- Philadelphia-based Tandigm Health recently notified about 7,000 patients that their personal data may have been exposed for more than six months, due to a website vulnerability.
On Sept. 25, 2018, Tandigm officials discovered a potential website flaw and launched an investigation alongside a forensics investigation team to determine whether the data was breached. While officials did not discover evidence of unauthorized access, they couldn’t rule out compromise.
The patient data was exposed from April 24, 2017 to Dec. 31, 2017 and included names, dates of birth, medical data and health insurance information. No financial or credit card data was exposed. However, this type of data is commonly used to perform medical fraud and other types of scams.
Impacted patients are being offered two years of free credit monitoring and identity protection service. Tandigm has since added increased security to its internet-based platforms and bolstered staff data security training. Officials are also reviewing their privacy and security policies and enhancing current security tools.
Phishing Attack Breaches Data of 7,000 Patients in Georgia
A phishing attack on Georgia Spine and Orthopaedics of Atlanta potentially compromised the personal health information of about 7,012 patients.
According to officials, an unauthorized user hacked into an email attack, after an employee opened to a phishing email. The hacker used the attack to steal the employee’s email account password. Upon discovery, access to the account was terminated and officials hired a forensics team to investigate.
An investigation determined a single email account was compromised on July 11. While officials said the investigation concluded on October 26, they didn’t explain when the compromise was first discovered. The hack was contained to the single email account.
Due to the email account configuration, a copy of certain emails was potentially saved onto the hacker’s computer. Officials said that while the download was likely unintentional, “we had to assume that the third party retained a copy of that data.”
“We searched the emails to determine whether sensitive data was located within any of the emails that were potentially saved. Individual emails were then hand reviewed to obtain names and mailing addresses,” officials explained.
The investigators determined the emails contained patient names and other data typically contained in a medical record. For a small number of patients, Social Security numbers and driver’s license numbers were breached.
Three Massive Healthcare Data Breaches
This week, Atrium Health notified 2.65 million patients that their data was breached due to a hack on its third-party billing vendor, AccuDoc. Patient data was compromised for more than a week in what is the biggest healthcare data breach of 2018.
A HealthEquity email hack potentially breached the data of 190,000 customers. Two employee email accounts were hacked over the course of a month. It’s the second breach notification for HealthEquity this year.
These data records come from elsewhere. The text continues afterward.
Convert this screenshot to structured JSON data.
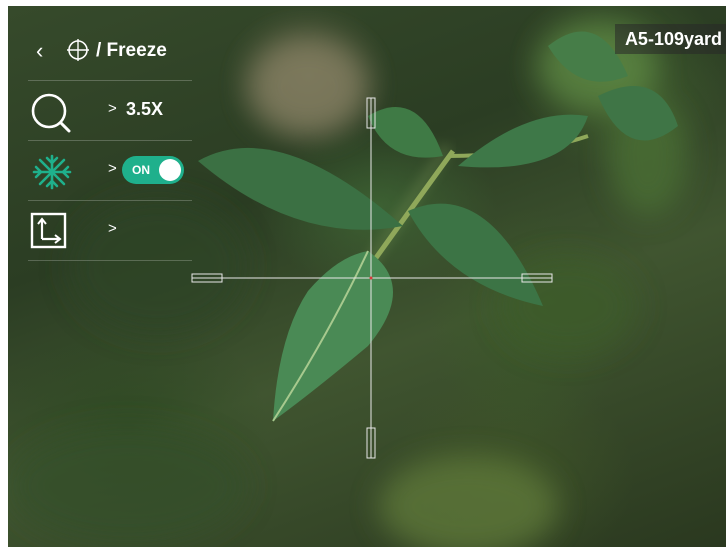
{
  "header": {
    "back_icon": "chevron-left-icon",
    "mode_icon": "crosshair-icon",
    "title": "/ Freeze"
  },
  "menu": {
    "zoom": {
      "icon": "magnifier-icon",
      "chevron": ">",
      "value": "3.5X"
    },
    "freeze": {
      "icon": "snowflake-icon",
      "chevron": ">",
      "toggle_label": "ON",
      "toggle_on": true
    },
    "picture_in_picture": {
      "icon": "pip-frame-icon",
      "chevron": ">"
    }
  },
  "distance": {
    "label": "A5-109yard"
  },
  "colors": {
    "accent": "#1fb08c",
    "text": "#ffffff",
    "reticle": "#e8e8e8"
  }
}
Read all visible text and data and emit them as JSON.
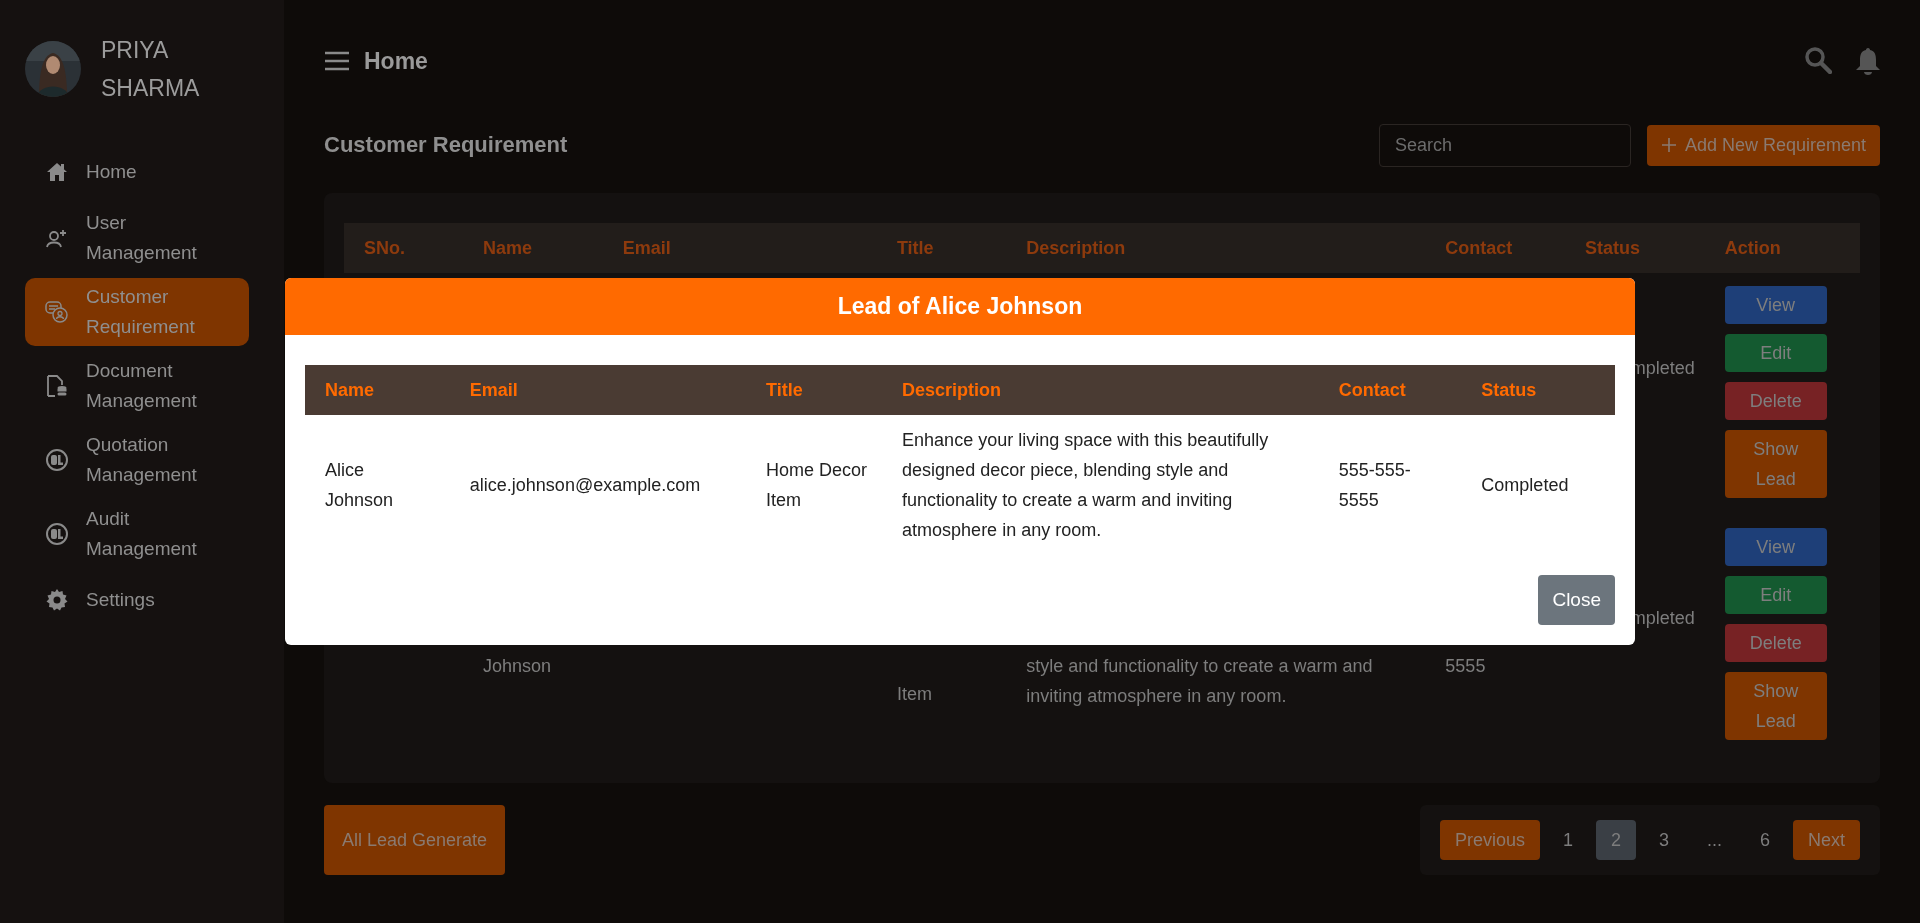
{
  "user": {
    "name": "PRIYA SHARMA"
  },
  "sidebar": {
    "items": [
      {
        "label": "Home",
        "selected": false
      },
      {
        "label": "User Management",
        "selected": false
      },
      {
        "label": "Customer Requirement",
        "selected": true
      },
      {
        "label": "Document Management",
        "selected": false
      },
      {
        "label": "Quotation Management",
        "selected": false
      },
      {
        "label": "Audit Management",
        "selected": false
      },
      {
        "label": "Settings",
        "selected": false
      }
    ]
  },
  "header": {
    "title": "Home"
  },
  "page": {
    "title": "Customer Requirement",
    "search": {
      "placeholder": "Search"
    },
    "add_button": "Add New Requirement"
  },
  "table": {
    "columns": [
      "SNo.",
      "Name",
      "Email",
      "Title",
      "Description",
      "Contact",
      "Status",
      "Action"
    ],
    "rows": [
      {
        "status": "mpleted",
        "actions": [
          "View",
          "Edit",
          "Delete",
          "Show Lead"
        ]
      },
      {
        "name": "Johnson",
        "title": "Item",
        "description_lines": [
          "style and functionality to create a warm and",
          "inviting atmosphere in any room."
        ],
        "contact": "5555",
        "status": "mpleted",
        "actions": [
          "View",
          "Edit",
          "Delete",
          "Show Lead"
        ]
      }
    ]
  },
  "footer": {
    "generate_button": "All Lead Generate",
    "pagination": {
      "previous": "Previous",
      "pages": [
        {
          "label": "1",
          "selected": false
        },
        {
          "label": "2",
          "selected": true
        },
        {
          "label": "3",
          "selected": false
        },
        {
          "label": "...",
          "selected": false
        },
        {
          "label": "6",
          "selected": false
        }
      ],
      "next": "Next"
    }
  },
  "modal": {
    "title": "Lead of Alice Johnson",
    "columns": [
      "Name",
      "Email",
      "Title",
      "Description",
      "Contact",
      "Status"
    ],
    "rows": [
      {
        "cells": [
          "Alice Johnson",
          "alice.johnson@example.com",
          "Home Decor Item",
          "Enhance your living space with this beautifully designed decor piece, blending style and functionality to create a warm and inviting atmosphere in any room.",
          "555-555-5555",
          "Completed"
        ]
      }
    ],
    "close_button": "Close"
  }
}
The data of about 128,000 New York Oncology Hematology patients was breached after 15 employees fell victim to targeted phishing attacks in April. The first hack occurred on April 20 and a second attack on one employee account occurred for about six days on April 26.